But ever since Turnbull’s departure, West Virginia has been desperately seeking a defensive end who can match his skills at routinely pressuring the quarterback.
The Mountaineers may have finally found that guy in Miller.
At 6'4", 250 pounds, Miller is nearly the equivalent of Turnbull’s size. This native of Sherrodsville, Ohio may eventually equal Turnbull’s skill and tenacity in making quarterbacks tremble.
Miller is the leading tackler among the Mountaineers’ defensive linemen. Three games into the season, Julian is leading the team, averaging 2.5 sacks a game. He also has four tackles for loss.
Following the season opener against Liberty, Miller was named the Co-Defensive Champion for the game.
I would be surprised if you don’t see a lot more of these awards in Miller’s immediate future.
Before the season comes to an end, I fully expect Miller to emerge as one of the leaders of this Mountaineer defense. In addition, I also look for Miller, by seasons end, to establish himself as one of the Big East leaders at defensive end.
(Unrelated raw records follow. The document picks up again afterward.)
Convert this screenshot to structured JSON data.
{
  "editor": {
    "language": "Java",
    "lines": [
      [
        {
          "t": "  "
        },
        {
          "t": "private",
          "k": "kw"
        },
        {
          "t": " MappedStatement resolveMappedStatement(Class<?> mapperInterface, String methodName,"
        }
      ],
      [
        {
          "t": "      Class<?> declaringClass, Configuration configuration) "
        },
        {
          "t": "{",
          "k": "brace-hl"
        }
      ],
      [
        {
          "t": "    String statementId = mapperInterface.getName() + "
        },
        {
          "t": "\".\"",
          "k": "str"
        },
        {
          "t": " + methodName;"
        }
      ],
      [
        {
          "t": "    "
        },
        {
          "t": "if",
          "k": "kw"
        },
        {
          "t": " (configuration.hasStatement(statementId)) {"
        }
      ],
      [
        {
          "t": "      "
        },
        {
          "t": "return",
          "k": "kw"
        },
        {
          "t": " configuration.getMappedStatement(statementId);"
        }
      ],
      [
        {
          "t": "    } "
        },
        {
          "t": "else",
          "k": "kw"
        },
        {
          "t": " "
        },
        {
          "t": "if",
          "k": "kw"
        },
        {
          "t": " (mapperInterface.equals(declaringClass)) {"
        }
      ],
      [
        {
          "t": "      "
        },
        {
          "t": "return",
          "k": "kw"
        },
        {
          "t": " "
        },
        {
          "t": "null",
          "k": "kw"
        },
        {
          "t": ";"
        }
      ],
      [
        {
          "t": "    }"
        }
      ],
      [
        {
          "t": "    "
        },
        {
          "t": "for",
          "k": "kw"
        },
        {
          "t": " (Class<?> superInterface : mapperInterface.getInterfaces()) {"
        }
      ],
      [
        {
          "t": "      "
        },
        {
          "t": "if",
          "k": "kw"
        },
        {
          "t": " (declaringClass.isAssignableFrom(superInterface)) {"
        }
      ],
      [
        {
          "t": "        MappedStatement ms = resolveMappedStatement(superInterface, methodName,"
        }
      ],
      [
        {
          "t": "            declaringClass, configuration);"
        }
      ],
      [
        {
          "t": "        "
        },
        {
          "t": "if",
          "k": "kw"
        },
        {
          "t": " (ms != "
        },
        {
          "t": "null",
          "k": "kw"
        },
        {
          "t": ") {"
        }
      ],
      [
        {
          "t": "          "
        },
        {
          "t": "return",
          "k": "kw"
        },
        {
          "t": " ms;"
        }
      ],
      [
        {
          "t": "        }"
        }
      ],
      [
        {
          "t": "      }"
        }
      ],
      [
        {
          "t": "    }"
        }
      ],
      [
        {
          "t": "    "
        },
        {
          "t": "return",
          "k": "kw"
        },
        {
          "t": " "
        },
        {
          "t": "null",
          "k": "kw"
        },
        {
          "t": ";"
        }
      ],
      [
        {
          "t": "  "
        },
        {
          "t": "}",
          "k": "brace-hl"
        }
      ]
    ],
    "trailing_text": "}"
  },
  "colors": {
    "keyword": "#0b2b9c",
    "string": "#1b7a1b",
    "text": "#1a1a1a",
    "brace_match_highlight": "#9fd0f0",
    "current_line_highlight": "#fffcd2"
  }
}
If you remember Turnbull, you will recall the force he could be at defensive end. In college and in the pros, he had excellent speed when pursuing the quarterback. His massive wing-span made it difficult to elude his grasp or to pass over his outstretched arms.
I see many of these same qualities in young Mr. Miller.
Although it may often appear trite, there is certainly a lot of truth to the saying that, “defense wins championships.”
Therefore, if Miller lives up to my expectations in the remainder of this 2009 football season, then I fully expect the Mountaineers to win the conference and make another appearance at a BCS bowl game in January